WHAT THE TASK ASKS: Set the entries down once more, exactly as they are worded.

----------

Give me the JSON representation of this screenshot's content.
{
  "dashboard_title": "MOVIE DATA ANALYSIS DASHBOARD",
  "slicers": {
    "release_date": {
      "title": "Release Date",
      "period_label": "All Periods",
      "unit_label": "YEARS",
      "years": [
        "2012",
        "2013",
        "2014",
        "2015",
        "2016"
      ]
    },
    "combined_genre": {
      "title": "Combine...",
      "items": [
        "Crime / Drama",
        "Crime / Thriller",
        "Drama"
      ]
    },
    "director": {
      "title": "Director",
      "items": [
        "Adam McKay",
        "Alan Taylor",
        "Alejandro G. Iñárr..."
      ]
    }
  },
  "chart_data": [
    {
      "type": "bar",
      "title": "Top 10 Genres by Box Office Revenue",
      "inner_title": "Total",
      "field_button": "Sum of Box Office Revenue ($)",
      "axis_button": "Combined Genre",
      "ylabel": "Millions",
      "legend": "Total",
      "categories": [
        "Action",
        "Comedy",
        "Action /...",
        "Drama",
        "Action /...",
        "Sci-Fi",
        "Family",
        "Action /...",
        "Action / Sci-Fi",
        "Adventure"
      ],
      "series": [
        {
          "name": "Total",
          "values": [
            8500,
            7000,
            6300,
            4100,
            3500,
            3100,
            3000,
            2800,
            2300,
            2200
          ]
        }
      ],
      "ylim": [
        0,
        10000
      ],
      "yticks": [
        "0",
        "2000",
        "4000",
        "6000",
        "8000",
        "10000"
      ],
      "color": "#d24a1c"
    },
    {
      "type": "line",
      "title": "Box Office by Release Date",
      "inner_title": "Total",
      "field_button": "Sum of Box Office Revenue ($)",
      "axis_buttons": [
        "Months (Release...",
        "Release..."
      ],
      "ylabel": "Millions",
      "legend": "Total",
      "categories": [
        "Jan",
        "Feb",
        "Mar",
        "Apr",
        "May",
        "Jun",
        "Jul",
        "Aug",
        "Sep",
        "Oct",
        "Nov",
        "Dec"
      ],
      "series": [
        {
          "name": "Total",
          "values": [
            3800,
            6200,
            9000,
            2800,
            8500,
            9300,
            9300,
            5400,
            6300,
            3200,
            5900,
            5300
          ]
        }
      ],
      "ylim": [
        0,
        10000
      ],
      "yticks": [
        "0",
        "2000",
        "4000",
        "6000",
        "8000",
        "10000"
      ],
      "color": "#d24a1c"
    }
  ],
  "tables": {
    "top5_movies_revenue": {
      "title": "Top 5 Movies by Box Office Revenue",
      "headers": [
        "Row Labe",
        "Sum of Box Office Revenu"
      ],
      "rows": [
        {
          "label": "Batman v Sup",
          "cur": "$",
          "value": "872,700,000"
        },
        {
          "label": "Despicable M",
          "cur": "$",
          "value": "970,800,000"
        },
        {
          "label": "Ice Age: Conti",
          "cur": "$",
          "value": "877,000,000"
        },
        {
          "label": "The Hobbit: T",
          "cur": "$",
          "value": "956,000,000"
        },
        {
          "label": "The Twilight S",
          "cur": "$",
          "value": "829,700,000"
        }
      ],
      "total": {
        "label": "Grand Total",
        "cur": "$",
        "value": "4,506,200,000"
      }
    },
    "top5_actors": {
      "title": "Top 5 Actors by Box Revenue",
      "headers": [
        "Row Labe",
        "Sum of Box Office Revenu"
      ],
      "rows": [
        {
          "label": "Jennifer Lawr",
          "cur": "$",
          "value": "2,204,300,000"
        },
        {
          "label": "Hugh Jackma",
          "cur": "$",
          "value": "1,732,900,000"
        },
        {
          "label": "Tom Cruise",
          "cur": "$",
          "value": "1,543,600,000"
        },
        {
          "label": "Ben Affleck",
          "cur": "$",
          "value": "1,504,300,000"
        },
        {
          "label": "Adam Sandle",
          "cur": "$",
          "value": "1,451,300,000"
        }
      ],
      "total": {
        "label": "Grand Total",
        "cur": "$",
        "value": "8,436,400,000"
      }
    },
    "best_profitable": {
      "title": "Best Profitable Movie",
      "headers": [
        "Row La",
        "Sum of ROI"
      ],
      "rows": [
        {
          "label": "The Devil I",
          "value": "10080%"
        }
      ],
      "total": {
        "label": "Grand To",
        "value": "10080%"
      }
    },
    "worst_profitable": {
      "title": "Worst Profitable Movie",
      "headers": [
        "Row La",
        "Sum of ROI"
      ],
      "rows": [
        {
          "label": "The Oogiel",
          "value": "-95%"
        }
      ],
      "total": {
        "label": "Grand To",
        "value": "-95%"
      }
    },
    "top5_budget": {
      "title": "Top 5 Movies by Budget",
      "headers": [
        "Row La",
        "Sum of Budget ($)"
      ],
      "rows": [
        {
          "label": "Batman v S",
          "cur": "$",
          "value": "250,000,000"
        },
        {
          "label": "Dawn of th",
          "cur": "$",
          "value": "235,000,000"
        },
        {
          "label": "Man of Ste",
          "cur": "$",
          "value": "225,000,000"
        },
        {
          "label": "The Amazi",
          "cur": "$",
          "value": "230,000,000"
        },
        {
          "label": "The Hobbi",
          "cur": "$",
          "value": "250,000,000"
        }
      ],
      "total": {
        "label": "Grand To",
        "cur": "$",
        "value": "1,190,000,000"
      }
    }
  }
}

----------

SOLUTION TO THIS TASK:
Give me the JSON representation of this screenshot's content.
{
  "dashboard_title": "MOVIE DATA ANALYSIS DASHBOARD",
  "slicers": {
    "release_date": {
      "title": "Release Date",
      "period_label": "All Periods",
      "unit_label": "YEARS",
      "years": [
        "2012",
        "2013",
        "2014",
        "2015",
        "2016"
      ]
    },
    "combined_genre": {
      "title": "Combine...",
      "items": [
        "Crime / Drama",
        "Crime / Thriller",
        "Drama"
      ]
    },
    "director": {
      "title": "Director",
      "items": [
        "Adam McKay",
        "Alan Taylor",
        "Alejandro G. Iñárr..."
      ]
    }
  },
  "chart_data": [
    {
      "type": "bar",
      "title": "Top 10 Genres by Box Office Revenue",
      "inner_title": "Total",
      "field_button": "Sum of Box Office Revenue ($)",
      "axis_button": "Combined Genre",
      "ylabel": "Millions",
      "legend": "Total",
      "categories": [
        "Action",
        "Comedy",
        "Action /...",
        "Drama",
        "Action /...",
        "Sci-Fi",
        "Family",
        "Action /...",
        "Action / Sci-Fi",
        "Adventure"
      ],
      "series": [
        {
          "name": "Total",
          "values": [
            8500,
            7000,
            6300,
            4100,
            3500,
            3100,
            3000,
            2800,
            2300,
            2200
          ]
        }
      ],
      "ylim": [
        0,
        10000
      ],
      "yticks": [
        "0",
        "2000",
        "4000",
        "6000",
        "8000",
        "10000"
      ],
      "color": "#d24a1c"
    },
    {
      "type": "line",
      "title": "Box Office by Release Date",
      "inner_title": "Total",
      "field_button": "Sum of Box Office Revenue ($)",
      "axis_buttons": [
        "Months (Release...",
        "Release..."
      ],
      "ylabel": "Millions",
      "legend": "Total",
      "categories": [
        "Jan",
        "Feb",
        "Mar",
        "Apr",
        "May",
        "Jun",
        "Jul",
        "Aug",
        "Sep",
        "Oct",
        "Nov",
        "Dec"
      ],
      "series": [
        {
          "name": "Total",
          "values": [
            3800,
            6200,
            9000,
            2800,
            8500,
            9300,
            9300,
            5400,
            6300,
            3200,
            5900,
            5300
          ]
        }
      ],
      "ylim": [
        0,
        10000
      ],
      "yticks": [
        "0",
        "2000",
        "4000",
        "6000",
        "8000",
        "10000"
      ],
      "color": "#d24a1c"
    }
  ],
  "tables": {
    "top5_movies_revenue": {
      "title": "Top 5 Movies by Box Office Revenue",
      "headers": [
        "Row Labe",
        "Sum of Box Office Revenu"
      ],
      "rows": [
        {
          "label": "Batman v Sup",
          "cur": "$",
          "value": "872,700,000"
        },
        {
          "label": "Despicable M",
          "cur": "$",
          "value": "970,800,000"
        },
        {
          "label": "Ice Age: Conti",
          "cur": "$",
          "value": "877,000,000"
        },
        {
          "label": "The Hobbit: T",
          "cur": "$",
          "value": "956,000,000"
        },
        {
          "label": "The Twilight S",
          "cur": "$",
          "value": "829,700,000"
        }
      ],
      "total": {
        "label": "Grand Total",
        "cur": "$",
        "value": "4,506,200,000"
      }
    },
    "top5_actors": {
      "title": "Top 5 Actors by Box Revenue",
      "headers": [
        "Row Labe",
        "Sum of Box Office Revenu"
      ],
      "rows": [
        {
          "label": "Jennifer Lawr",
          "cur": "$",
          "value": "2,204,300,000"
        },
        {
          "label": "Hugh Jackma",
          "cur": "$",
          "value": "1,732,900,000"
        },
        {
          "label": "Tom Cruise",
          "cur": "$",
          "value": "1,543,600,000"
        },
        {
          "label": "Ben Affleck",
          "cur": "$",
          "value": "1,504,300,000"
        },
        {
          "label": "Adam Sandle",
          "cur": "$",
          "value": "1,451,300,000"
        }
      ],
      "total": {
        "label": "Grand Total",
        "cur": "$",
        "value": "8,436,400,000"
      }
    },
    "best_profitable": {
      "title": "Best Profitable Movie",
      "headers": [
        "Row La",
        "Sum of ROI"
      ],
      "rows": [
        {
          "label": "The Devil I",
          "value": "10080%"
        }
      ],
      "total": {
        "label": "Grand To",
        "value": "10080%"
      }
    },
    "worst_profitable": {
      "title": "Worst Profitable Movie",
      "headers": [
        "Row La",
        "Sum of ROI"
      ],
      "rows": [
        {
          "label": "The Oogiel",
          "value": "-95%"
        }
      ],
      "total": {
        "label": "Grand To",
        "value": "-95%"
      }
    },
    "top5_budget": {
      "title": "Top 5 Movies by Budget",
      "headers": [
        "Row La",
        "Sum of Budget ($)"
      ],
      "rows": [
        {
          "label": "Batman v S",
          "cur": "$",
          "value": "250,000,000"
        },
        {
          "label": "Dawn of th",
          "cur": "$",
          "value": "235,000,000"
        },
        {
          "label": "Man of Ste",
          "cur": "$",
          "value": "225,000,000"
        },
        {
          "label": "The Amazi",
          "cur": "$",
          "value": "230,000,000"
        },
        {
          "label": "The Hobbi",
          "cur": "$",
          "value": "250,000,000"
        }
      ],
      "total": {
        "label": "Grand To",
        "cur": "$",
        "value": "1,190,000,000"
      }
    }
  }
}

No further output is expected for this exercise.